                           THE TRUTH ABOUT DON QVIJOTE

            Dulled by mania's beastly charge,

            virtue's noble dodge

            as if to quicken if not fillip

            ginger-up, energize

            chivalry's incredulous once-

            upon-a-time, a time rooted

            to those grave hours of des-

            pair and (of late) train-robbery,

            Alonso Don Qvijote set out

            from the silk marquee

            of Wilhelm Marstrand's ill-

            ustrious print, announcing

            between howls of how he had grown weary--

            living in tireless arrant fictions of knight stories--

            that while dispirited, beat, surfeited, and (yes,

            almost surely) played-out from playing hero

            and yet the mythical clown, both Mario and (well)

 

            Luigi* for such a run out punch-line of yarn
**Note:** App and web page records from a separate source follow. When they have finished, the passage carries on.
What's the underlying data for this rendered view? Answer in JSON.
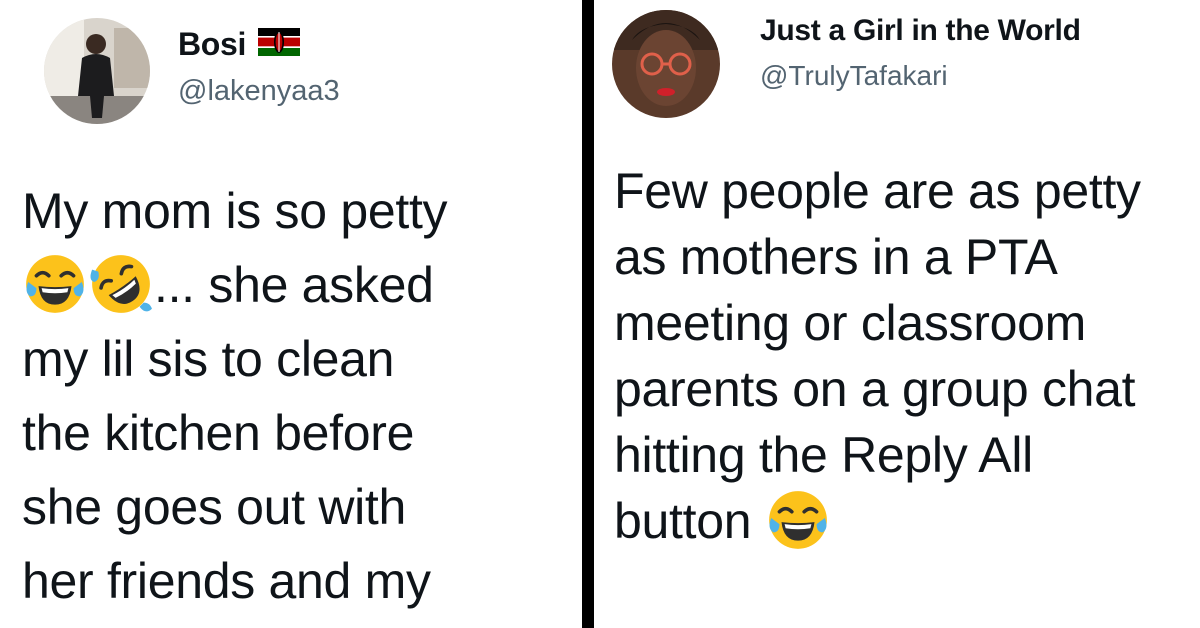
{
  "left_tweet": {
    "author": {
      "display_name": "Bosi",
      "handle": "@lakenyaa3",
      "badge": "kenya-flag"
    },
    "lines": [
      {
        "text": "My mom is so petty"
      },
      {
        "before": "",
        "emojis": [
          "face-with-tears-of-joy",
          "rolling-on-floor-laughing"
        ],
        "after": "... she asked"
      },
      {
        "text": "my lil sis to clean"
      },
      {
        "text": "the kitchen before"
      },
      {
        "text": "she goes out with"
      },
      {
        "text": "her friends and my"
      }
    ]
  },
  "right_tweet": {
    "author": {
      "display_name": "Just a Girl in the World",
      "handle": "@TrulyTafakari"
    },
    "lines": [
      {
        "text": "Few people are as petty"
      },
      {
        "text": "as mothers in a PTA"
      },
      {
        "text": "meeting or classroom"
      },
      {
        "text": "parents on a group chat"
      },
      {
        "text": "hitting the Reply All"
      },
      {
        "before": "button ",
        "emojis": [
          "face-with-tears-of-joy"
        ]
      }
    ]
  },
  "colors": {
    "text": "#0f1419",
    "handle": "#536471",
    "divider": "#000000",
    "background": "#ffffff"
  }
}
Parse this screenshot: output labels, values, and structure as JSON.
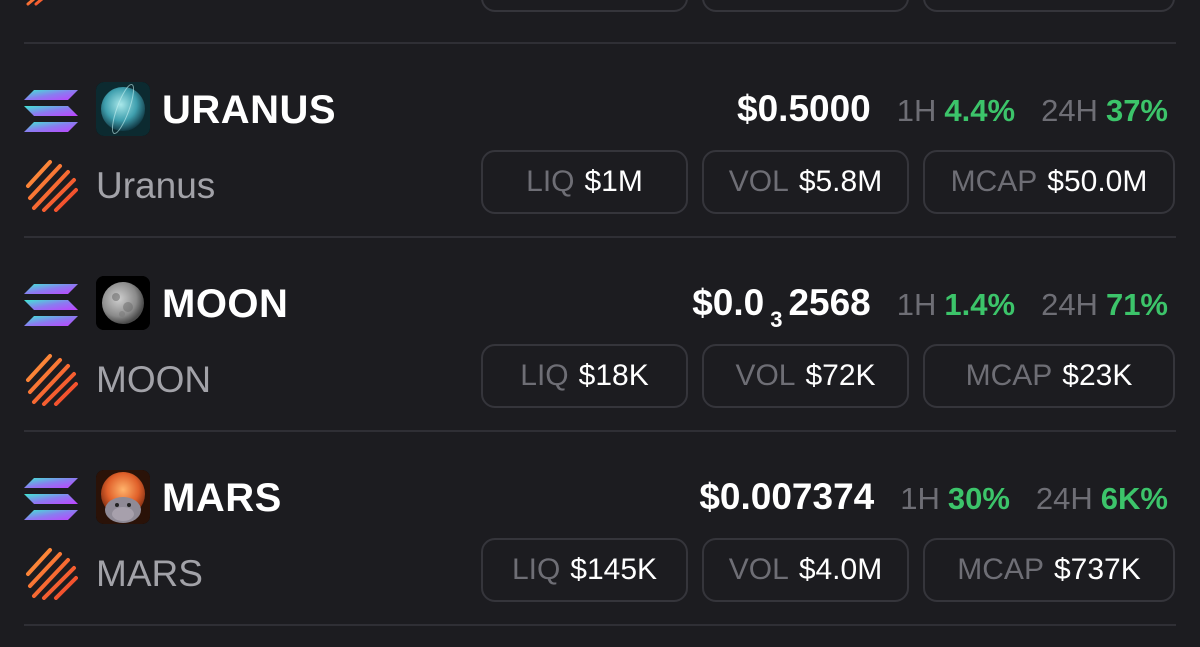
{
  "colors": {
    "background": "#1c1c20",
    "positive": "#3cc46a",
    "muted": "#6e6e75",
    "name_gray": "#a2a2a8",
    "border": "#35353b"
  },
  "tokens": [
    {
      "symbol": "URANUS",
      "name": "Uranus",
      "avatar_icon": "uranus-planet-icon",
      "chain_icon": "solana-icon",
      "source_icon": "fire-stripes-icon",
      "price_main": "$0.5000",
      "price_sub": "",
      "price_tail": "",
      "h1_label": "1H",
      "h1_value": "4.4%",
      "h24_label": "24H",
      "h24_value": "37%",
      "liq_label": "LIQ",
      "liq_value": "$1M",
      "vol_label": "VOL",
      "vol_value": "$5.8M",
      "mcap_label": "MCAP",
      "mcap_value": "$50.0M"
    },
    {
      "symbol": "MOON",
      "name": "MOON",
      "avatar_icon": "moon-icon",
      "chain_icon": "solana-icon",
      "source_icon": "fire-stripes-icon",
      "price_main": "$0.0",
      "price_sub": "3",
      "price_tail": "2568",
      "h1_label": "1H",
      "h1_value": "1.4%",
      "h24_label": "24H",
      "h24_value": "71%",
      "liq_label": "LIQ",
      "liq_value": "$18K",
      "vol_label": "VOL",
      "vol_value": "$72K",
      "mcap_label": "MCAP",
      "mcap_value": "$23K"
    },
    {
      "symbol": "MARS",
      "name": "MARS",
      "avatar_icon": "mars-hippo-icon",
      "chain_icon": "solana-icon",
      "source_icon": "fire-stripes-icon",
      "price_main": "$0.007374",
      "price_sub": "",
      "price_tail": "",
      "h1_label": "1H",
      "h1_value": "30%",
      "h24_label": "24H",
      "h24_value": "6K%",
      "liq_label": "LIQ",
      "liq_value": "$145K",
      "vol_label": "VOL",
      "vol_value": "$4.0M",
      "mcap_label": "MCAP",
      "mcap_value": "$737K"
    }
  ]
}
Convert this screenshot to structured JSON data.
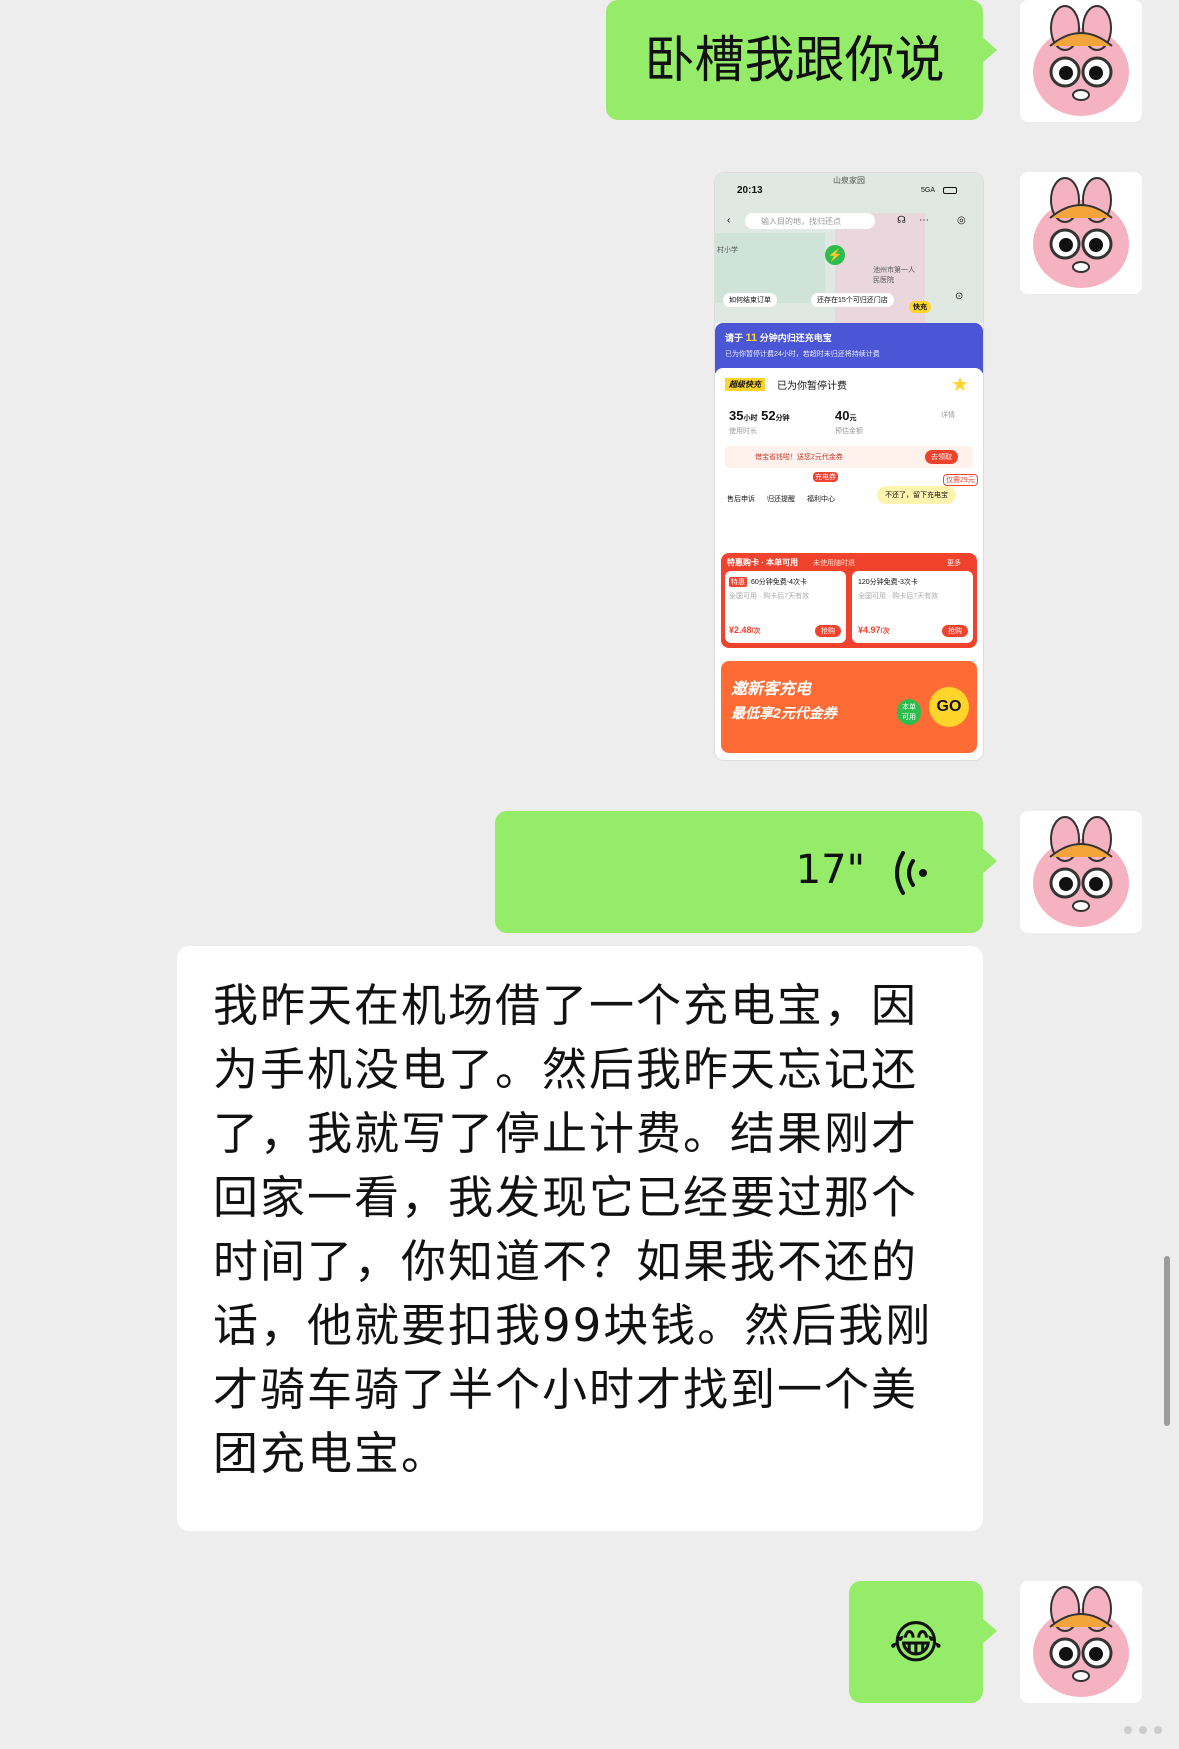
{
  "messages": {
    "m1": "卧槽我跟你说",
    "voice_duration": "17\"",
    "long_text": "我昨天在机场借了一个充电宝，因为手机没电了。然后我昨天忘记还了，我就写了停止计费。结果刚才回家一看，我发现它已经要过那个时间了，你知道不？如果我不还的话，他就要扣我99块钱。然后我刚才骑车骑了半个小时才找到一个美团充电宝。",
    "emoji": "😂"
  },
  "screenshot": {
    "location": "山泉家园",
    "time": "20:13",
    "signal": "5GA",
    "search_placeholder": "输入目的地，找归还点",
    "map_label_1": "村小学",
    "map_label_2": "池州市第一人民医院",
    "how_end_order": "如何结束订单",
    "nearby": "还存在15个可归还门店",
    "brand_badge": "快充",
    "return_title_pre": "请于",
    "return_minutes": "11",
    "return_title_post": "分钟内归还充电宝",
    "return_subtitle": "已为你暂停计费24小时，若超时未归还将持续计费",
    "super_badge": "超级快充",
    "paused_text": "已为你暂停计费",
    "duration_h": "35",
    "unit_h": "小时",
    "duration_m": "52",
    "unit_m": "分钟",
    "duration_label": "使用时长",
    "amount": "40",
    "unit_yuan": "元",
    "amount_label": "预估金额",
    "detail": "详情",
    "coupon_tip": "借宝省钱啦！送您2元代金券",
    "coupon_btn": "去领取",
    "actions": [
      "售后申诉",
      "归还提醒",
      "福利中心"
    ],
    "action_badge": "充电券",
    "keep_btn": "不还了，留下充电宝",
    "keep_badge": "仅需29元",
    "card_header": "特惠购卡 · 本单可用",
    "card_header_sub": "未使用随时退",
    "card_more": "更多",
    "card1_title": "60分钟免费-4次卡",
    "card1_tag": "特惠",
    "card1_sub": "全国可用 · 购卡后7天有效",
    "card1_price": "¥2.48",
    "card1_unit": "/次",
    "card1_btn": "抢购",
    "card2_title": "120分钟免费-3次卡",
    "card2_sub": "全国可用 · 购卡后7天有效",
    "card2_price": "¥4.97",
    "card2_unit": "/次",
    "card2_btn": "抢购",
    "banner_l1": "邀新客充电",
    "banner_l2": "最低享2元代金券",
    "banner_badge": "本单可用",
    "banner_go": "GO"
  },
  "colors": {
    "bubble_green": "#95ec69",
    "background": "#ededed",
    "accent_blue": "#4a56d6",
    "accent_red": "#f0422c",
    "accent_yellow": "#ffd52b"
  }
}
            he had mounted, topped-out the well-thumbed

            windmill that went by the name of Goliath

            and was writing his latest correspondence

           

            from the titled shoulder of this so-called giant,

            drinking a Rustic Ridge IPA followed by his other hand

            of a Highland Thunderstruck Coffee, a porter

            which one might make out by the clipped nail

 

            of moonlight, which ebbing milk-white, hailed

            the Unicorn of the Flemish Tapestries

            where the hounds once circled the aefre

            for which there are no words to suffice

            the minutes that passed as hours,

            the hours that passed as seconds,

            the seconds that passed as days,

            the days that passed as months

            for a year that might have been

            from such a tale of paladin yarn

            yet was and is of such presence

            no one could strike match

            and burn his presence from reality,

            a reality which for some rung out

            as 'total nightmare' as father and son

            read on and read on and read on . . .

            

            

            

                

 * : Luigi--related to 'dilhouette,' which may be translated as

"the silhoette of a dick."